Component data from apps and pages

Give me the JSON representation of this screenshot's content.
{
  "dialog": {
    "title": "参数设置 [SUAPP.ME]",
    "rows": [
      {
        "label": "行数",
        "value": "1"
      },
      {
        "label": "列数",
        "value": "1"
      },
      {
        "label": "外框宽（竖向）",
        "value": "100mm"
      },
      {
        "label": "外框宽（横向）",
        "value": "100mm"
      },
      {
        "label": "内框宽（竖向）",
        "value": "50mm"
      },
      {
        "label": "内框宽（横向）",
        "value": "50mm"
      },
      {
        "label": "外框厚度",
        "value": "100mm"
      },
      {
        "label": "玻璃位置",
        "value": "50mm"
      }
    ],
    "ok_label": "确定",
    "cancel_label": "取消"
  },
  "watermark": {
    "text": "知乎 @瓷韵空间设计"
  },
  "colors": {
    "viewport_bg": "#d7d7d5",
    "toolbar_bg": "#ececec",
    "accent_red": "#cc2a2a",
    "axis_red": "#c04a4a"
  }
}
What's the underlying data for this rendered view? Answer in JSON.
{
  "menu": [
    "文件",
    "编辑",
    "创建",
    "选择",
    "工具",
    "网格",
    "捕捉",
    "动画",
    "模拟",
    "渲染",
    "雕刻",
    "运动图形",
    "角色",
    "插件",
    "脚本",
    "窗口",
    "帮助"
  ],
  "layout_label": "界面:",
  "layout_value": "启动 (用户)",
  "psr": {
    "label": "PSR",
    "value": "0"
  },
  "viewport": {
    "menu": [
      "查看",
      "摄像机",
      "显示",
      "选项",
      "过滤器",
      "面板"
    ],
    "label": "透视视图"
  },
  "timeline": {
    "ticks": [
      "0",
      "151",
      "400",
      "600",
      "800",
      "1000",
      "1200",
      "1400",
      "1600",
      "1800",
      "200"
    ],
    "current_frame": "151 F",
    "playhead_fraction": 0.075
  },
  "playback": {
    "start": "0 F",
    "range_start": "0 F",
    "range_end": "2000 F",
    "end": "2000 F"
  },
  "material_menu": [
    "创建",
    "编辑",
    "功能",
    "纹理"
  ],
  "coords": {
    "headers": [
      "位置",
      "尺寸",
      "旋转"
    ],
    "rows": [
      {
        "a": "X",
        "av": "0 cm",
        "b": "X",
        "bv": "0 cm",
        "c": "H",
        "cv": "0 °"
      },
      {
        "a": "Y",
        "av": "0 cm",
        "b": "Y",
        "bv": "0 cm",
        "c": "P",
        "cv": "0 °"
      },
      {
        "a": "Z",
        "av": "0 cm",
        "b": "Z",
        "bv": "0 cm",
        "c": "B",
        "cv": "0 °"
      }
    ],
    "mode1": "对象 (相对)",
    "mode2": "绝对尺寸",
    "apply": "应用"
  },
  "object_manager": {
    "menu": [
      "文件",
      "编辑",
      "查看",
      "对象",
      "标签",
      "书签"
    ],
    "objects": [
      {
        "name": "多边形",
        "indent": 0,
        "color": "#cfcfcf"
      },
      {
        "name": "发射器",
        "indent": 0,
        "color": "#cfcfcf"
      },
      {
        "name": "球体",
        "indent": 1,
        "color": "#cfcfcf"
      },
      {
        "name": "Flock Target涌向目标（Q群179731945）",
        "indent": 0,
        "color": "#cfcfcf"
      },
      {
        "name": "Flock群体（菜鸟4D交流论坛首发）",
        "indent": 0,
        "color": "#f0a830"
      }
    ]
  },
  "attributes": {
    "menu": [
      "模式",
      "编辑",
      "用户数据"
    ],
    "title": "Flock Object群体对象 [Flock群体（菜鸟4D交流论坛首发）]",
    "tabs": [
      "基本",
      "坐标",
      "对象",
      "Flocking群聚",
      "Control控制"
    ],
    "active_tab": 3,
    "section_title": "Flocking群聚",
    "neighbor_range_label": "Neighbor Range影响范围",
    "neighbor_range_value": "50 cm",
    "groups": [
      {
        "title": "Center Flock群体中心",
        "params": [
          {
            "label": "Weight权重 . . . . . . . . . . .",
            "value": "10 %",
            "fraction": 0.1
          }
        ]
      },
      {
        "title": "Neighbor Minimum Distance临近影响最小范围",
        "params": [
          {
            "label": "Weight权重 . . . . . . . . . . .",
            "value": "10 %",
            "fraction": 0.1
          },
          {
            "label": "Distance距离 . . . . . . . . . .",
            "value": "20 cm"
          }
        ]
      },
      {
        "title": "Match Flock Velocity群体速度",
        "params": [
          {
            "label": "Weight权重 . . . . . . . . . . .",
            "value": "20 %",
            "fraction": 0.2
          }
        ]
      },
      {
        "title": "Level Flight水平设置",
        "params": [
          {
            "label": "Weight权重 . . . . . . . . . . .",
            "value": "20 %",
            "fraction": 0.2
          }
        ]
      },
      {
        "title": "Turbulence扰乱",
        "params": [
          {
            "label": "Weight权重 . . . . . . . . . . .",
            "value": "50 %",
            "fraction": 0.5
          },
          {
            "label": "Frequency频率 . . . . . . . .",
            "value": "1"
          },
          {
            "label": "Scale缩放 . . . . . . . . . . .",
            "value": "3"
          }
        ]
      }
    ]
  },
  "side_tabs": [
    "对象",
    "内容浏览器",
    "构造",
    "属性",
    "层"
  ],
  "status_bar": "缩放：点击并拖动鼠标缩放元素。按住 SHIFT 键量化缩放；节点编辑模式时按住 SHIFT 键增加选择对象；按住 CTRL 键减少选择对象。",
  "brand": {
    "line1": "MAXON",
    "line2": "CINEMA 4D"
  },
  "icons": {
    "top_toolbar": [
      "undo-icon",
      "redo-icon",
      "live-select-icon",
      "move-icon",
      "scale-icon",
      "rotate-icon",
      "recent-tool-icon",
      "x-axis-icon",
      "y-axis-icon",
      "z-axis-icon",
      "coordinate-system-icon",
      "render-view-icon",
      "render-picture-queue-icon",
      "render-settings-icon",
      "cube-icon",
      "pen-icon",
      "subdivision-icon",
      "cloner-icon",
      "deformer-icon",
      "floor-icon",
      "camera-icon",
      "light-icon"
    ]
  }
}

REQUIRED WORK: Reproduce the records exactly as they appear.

RESPONSE BOX:
Give me the JSON representation of this screenshot's content.
{
  "dialog": {
    "title": "参数设置 [SUAPP.ME]",
    "rows": [
      {
        "label": "行数",
        "value": "1"
      },
      {
        "label": "列数",
        "value": "1"
      },
      {
        "label": "外框宽（竖向）",
        "value": "100mm"
      },
      {
        "label": "外框宽（横向）",
        "value": "100mm"
      },
      {
        "label": "内框宽（竖向）",
        "value": "50mm"
      },
      {
        "label": "内框宽（横向）",
        "value": "50mm"
      },
      {
        "label": "外框厚度",
        "value": "100mm"
      },
      {
        "label": "玻璃位置",
        "value": "50mm"
      }
    ],
    "ok_label": "确定",
    "cancel_label": "取消"
  },
  "watermark": {
    "text": "知乎 @瓷韵空间设计"
  },
  "colors": {
    "viewport_bg": "#d7d7d5",
    "toolbar_bg": "#ececec",
    "accent_red": "#cc2a2a",
    "axis_red": "#c04a4a"
  }
}
What's the underlying data for this rendered view? Answer in JSON.
{
  "menu": [
    "文件",
    "编辑",
    "创建",
    "选择",
    "工具",
    "网格",
    "捕捉",
    "动画",
    "模拟",
    "渲染",
    "雕刻",
    "运动图形",
    "角色",
    "插件",
    "脚本",
    "窗口",
    "帮助"
  ],
  "layout_label": "界面:",
  "layout_value": "启动 (用户)",
  "psr": {
    "label": "PSR",
    "value": "0"
  },
  "viewport": {
    "menu": [
      "查看",
      "摄像机",
      "显示",
      "选项",
      "过滤器",
      "面板"
    ],
    "label": "透视视图"
  },
  "timeline": {
    "ticks": [
      "0",
      "151",
      "400",
      "600",
      "800",
      "1000",
      "1200",
      "1400",
      "1600",
      "1800",
      "200"
    ],
    "current_frame": "151 F",
    "playhead_fraction": 0.075
  },
  "playback": {
    "start": "0 F",
    "range_start": "0 F",
    "range_end": "2000 F",
    "end": "2000 F"
  },
  "material_menu": [
    "创建",
    "编辑",
    "功能",
    "纹理"
  ],
  "coords": {
    "headers": [
      "位置",
      "尺寸",
      "旋转"
    ],
    "rows": [
      {
        "a": "X",
        "av": "0 cm",
        "b": "X",
        "bv": "0 cm",
        "c": "H",
        "cv": "0 °"
      },
      {
        "a": "Y",
        "av": "0 cm",
        "b": "Y",
        "bv": "0 cm",
        "c": "P",
        "cv": "0 °"
      },
      {
        "a": "Z",
        "av": "0 cm",
        "b": "Z",
        "bv": "0 cm",
        "c": "B",
        "cv": "0 °"
      }
    ],
    "mode1": "对象 (相对)",
    "mode2": "绝对尺寸",
    "apply": "应用"
  },
  "object_manager": {
    "menu": [
      "文件",
      "编辑",
      "查看",
      "对象",
      "标签",
      "书签"
    ],
    "objects": [
      {
        "name": "多边形",
        "indent": 0,
        "color": "#cfcfcf"
      },
      {
        "name": "发射器",
        "indent": 0,
        "color": "#cfcfcf"
      },
      {
        "name": "球体",
        "indent": 1,
        "color": "#cfcfcf"
      },
      {
        "name": "Flock Target涌向目标（Q群179731945）",
        "indent": 0,
        "color": "#cfcfcf"
      },
      {
        "name": "Flock群体（菜鸟4D交流论坛首发）",
        "indent": 0,
        "color": "#f0a830"
      }
    ]
  },
  "attributes": {
    "menu": [
      "模式",
      "编辑",
      "用户数据"
    ],
    "title": "Flock Object群体对象 [Flock群体（菜鸟4D交流论坛首发）]",
    "tabs": [
      "基本",
      "坐标",
      "对象",
      "Flocking群聚",
      "Control控制"
    ],
    "active_tab": 3,
    "section_title": "Flocking群聚",
    "neighbor_range_label": "Neighbor Range影响范围",
    "neighbor_range_value": "50 cm",
    "groups": [
      {
        "title": "Center Flock群体中心",
        "params": [
          {
            "label": "Weight权重 . . . . . . . . . . .",
            "value": "10 %",
            "fraction": 0.1
          }
        ]
      },
      {
        "title": "Neighbor Minimum Distance临近影响最小范围",
        "params": [
          {
            "label": "Weight权重 . . . . . . . . . . .",
            "value": "10 %",
            "fraction": 0.1
          },
          {
            "label": "Distance距离 . . . . . . . . . .",
            "value": "20 cm"
          }
        ]
      },
      {
        "title": "Match Flock Velocity群体速度",
        "params": [
          {
            "label": "Weight权重 . . . . . . . . . . .",
            "value": "20 %",
            "fraction": 0.2
          }
        ]
      },
      {
        "title": "Level Flight水平设置",
        "params": [
          {
            "label": "Weight权重 . . . . . . . . . . .",
            "value": "20 %",
            "fraction": 0.2
          }
        ]
      },
      {
        "title": "Turbulence扰乱",
        "params": [
          {
            "label": "Weight权重 . . . . . . . . . . .",
            "value": "50 %",
            "fraction": 0.5
          },
          {
            "label": "Frequency频率 . . . . . . . .",
            "value": "1"
          },
          {
            "label": "Scale缩放 . . . . . . . . . . .",
            "value": "3"
          }
        ]
      }
    ]
  },
  "side_tabs": [
    "对象",
    "内容浏览器",
    "构造",
    "属性",
    "层"
  ],
  "status_bar": "缩放：点击并拖动鼠标缩放元素。按住 SHIFT 键量化缩放；节点编辑模式时按住 SHIFT 键增加选择对象；按住 CTRL 键减少选择对象。",
  "brand": {
    "line1": "MAXON",
    "line2": "CINEMA 4D"
  },
  "icons": {
    "top_toolbar": [
      "undo-icon",
      "redo-icon",
      "live-select-icon",
      "move-icon",
      "scale-icon",
      "rotate-icon",
      "recent-tool-icon",
      "x-axis-icon",
      "y-axis-icon",
      "z-axis-icon",
      "coordinate-system-icon",
      "render-view-icon",
      "render-picture-queue-icon",
      "render-settings-icon",
      "cube-icon",
      "pen-icon",
      "subdivision-icon",
      "cloner-icon",
      "deformer-icon",
      "floor-icon",
      "camera-icon",
      "light-icon"
    ]
  }
}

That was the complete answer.